I wish he could just be normal and healthy and run around and play with his brothers and speak to me. But that’s not reality. The reality is it’s hard. The reality is I hate it.
I recently ran across a song I wrote when I found out we would be having twins. It’s an incredibly cheesy poem, wherein I fantasize about all the fun adventures I’ll be having with the twins: running around and rough-housing, the projects we’d work on together, the conversation’s we’d have… the fun experiences I’d introduce them to.
A song I wrote about the emotional experience of having a child with severe disabilities, wanting more for my child than he’ll get to experience in this life. Related posts: No related posts.
Late one Christmas night, less than two months before his 3rd birthday, I was overcome with emotion and a strong sadness over Hunter’s condition. The feeling was so strong that it brought me to uncontrollable tears, kept me awake, and ultimately lead me to write the following.
When you find out you’re going to have kids, there are certain things you imagine. You imagine your child running, rough-housing, and saying those funny things kids say when they think they understand a concept more than they actually do. When you find out you’re having twins, that picture is multiplied. Not only do you look forward to when you can interact with your child, but you look forward to seeing them grow up together, play together and get in to mischief together.
You don’t really consider that things don’t always work out that way.
I have three boys, all of whom I love more than anything, and one of whom is severely physically and mentally disabled.
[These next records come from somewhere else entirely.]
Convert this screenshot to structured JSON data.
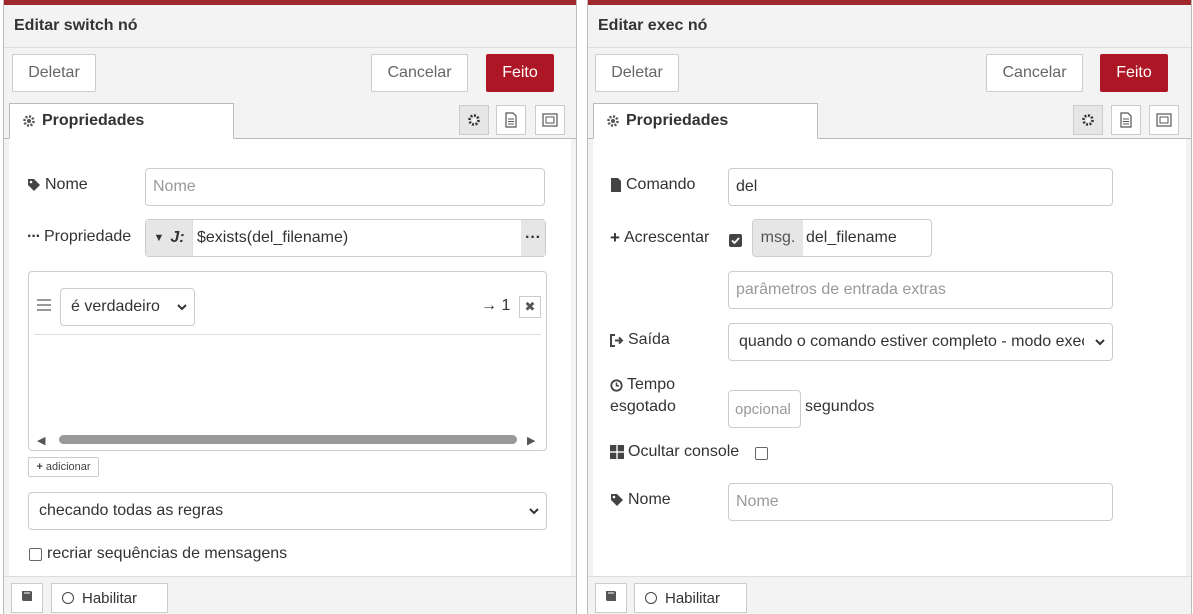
{
  "colors": {
    "accent": "#ad1625",
    "topbar": "#a0282d"
  },
  "left": {
    "title": "Editar switch nó",
    "delete": "Deletar",
    "cancel": "Cancelar",
    "done": "Feito",
    "tab": "Propriedades",
    "name_label": "Nome",
    "name_placeholder": "Nome",
    "property_label": "Propriedade",
    "property_value": "$exists(del_filename)",
    "rule_operator": "é verdadeiro",
    "rule_output": "→ 1",
    "add_button": "adicionar",
    "check_mode": "checando todas as regras",
    "recreate_label": "recriar sequências de mensagens",
    "enable": "Habilitar"
  },
  "right": {
    "title": "Editar exec nó",
    "delete": "Deletar",
    "cancel": "Cancelar",
    "done": "Feito",
    "tab": "Propriedades",
    "command_label": "Comando",
    "command_value": "del",
    "append_label": "Acrescentar",
    "append_prefix": "msg.",
    "append_value": "del_filename",
    "extra_placeholder": "parâmetros de entrada extras",
    "output_label": "Saída",
    "output_value": "quando o comando estiver completo - modo exec",
    "timeout_label_1": "Tempo",
    "timeout_label_2": "esgotado",
    "timeout_placeholder": "opcional",
    "timeout_unit": "segundos",
    "hide_console_label": "Ocultar console",
    "name_label": "Nome",
    "name_placeholder": "Nome",
    "enable": "Habilitar"
  }
}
As you might expect, people are often curious about his condition, and about how we have dealt and continue to deal with it. Here is at least some of his story. You can…